Lance Piecring the Side - Pleural Effusion
      Once Jesus was pierced He was taken down from the cross. There scripture says that Joseph of Arimathea, a good friend of Jesus (some claim that he is really Jesus’ great uncle which is a sensible and plausible theory), asked for permission to take Jesus’ body and bury it. Permission was granted and he wrapped the body in a linen cloth and Jesus was buried “according to the burial customs of the Jews.” Most people think that this means that he would have been washed; this is true in Jewish custom unless the person dies a violent death! When this happens a body is not to be washed because it may contain lifeblood on it. Lifeblood is the blood that flows from the body after a person dies. It is considered very sacred to the Jewish people. It is the blood that gives life, the blood that sustains life. It is the blood of atonement for sins. When lifeblood flows from the body, people must collect it and have it buried with the body, if there is too much lifeblood to be collected, a person must collect a quarter-log of blood which is equivalent to one and a half eggs. That is the same amount as a glass of wine! You can almost hear Jesus say “Take this all of you and drink from it, this is the cup of my blood [the life blood, the blood that gives life, the blood that sustains life, the blood of atonement poured out for your sins]. Do this in memory of me.” Jesus knew what He was talking about when He said, “this is My blood.” His Apostles knew with greater depth than we can imagine how sacred and important this was. This has a great amount of importance in the Crucifixion and how Jesus was buried.

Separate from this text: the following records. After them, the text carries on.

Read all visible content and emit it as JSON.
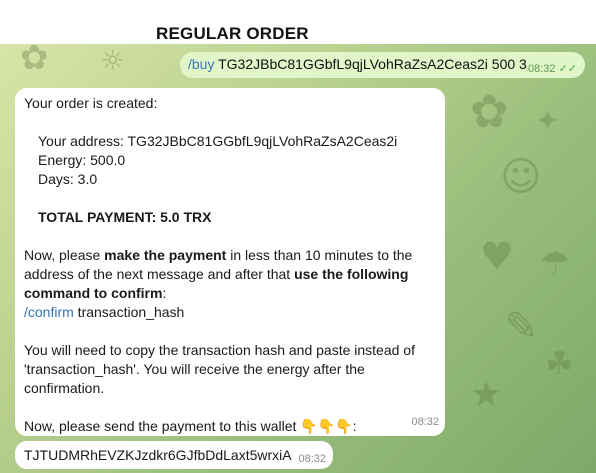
{
  "page_title": "REGULAR ORDER",
  "outgoing": {
    "command": "/buy",
    "args": "TG32JBbC81GGbfL9qjLVohRaZsA2Ceas2i 500 3",
    "time": "08:32",
    "status_icon": "double-check-icon"
  },
  "order_message": {
    "header": "Your order is created:",
    "address_line": "Your address: TG32JBbC81GGbfL9qjLVohRaZsA2Ceas2i",
    "energy_line": "Energy: 500.0",
    "days_line": "Days: 3.0",
    "total_line": "TOTAL PAYMENT: 5.0 TRX",
    "instr_part1": "Now, please ",
    "instr_bold1": "make the payment",
    "instr_part2": " in less than 10 minutes to the",
    "instr_line2_part1": "address of the next message and after that ",
    "instr_line2_bold": "use the following",
    "instr_line3_bold": "command to confirm",
    "instr_line3_end": ":",
    "confirm_command": "/confirm",
    "confirm_arg": " transaction_hash",
    "note_line1": "You will need to copy the transaction hash and paste instead of",
    "note_line2": "'transaction_hash'. You will receive the energy after the",
    "note_line3": "confirmation.",
    "send_line": "Now, please send the payment to this wallet ",
    "send_emojis": "👇👇👇",
    "send_colon": ":",
    "time": "08:32"
  },
  "wallet_message": {
    "address": "TJTUDMRhEVZKJzdkr6GJfbDdLaxt5wrxiA",
    "time": "08:32"
  }
}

       Since He was not washed, and wrapped in linen cloth according to the Jewish customs, it gives more possibility to our next topic---The Shroud of Turin.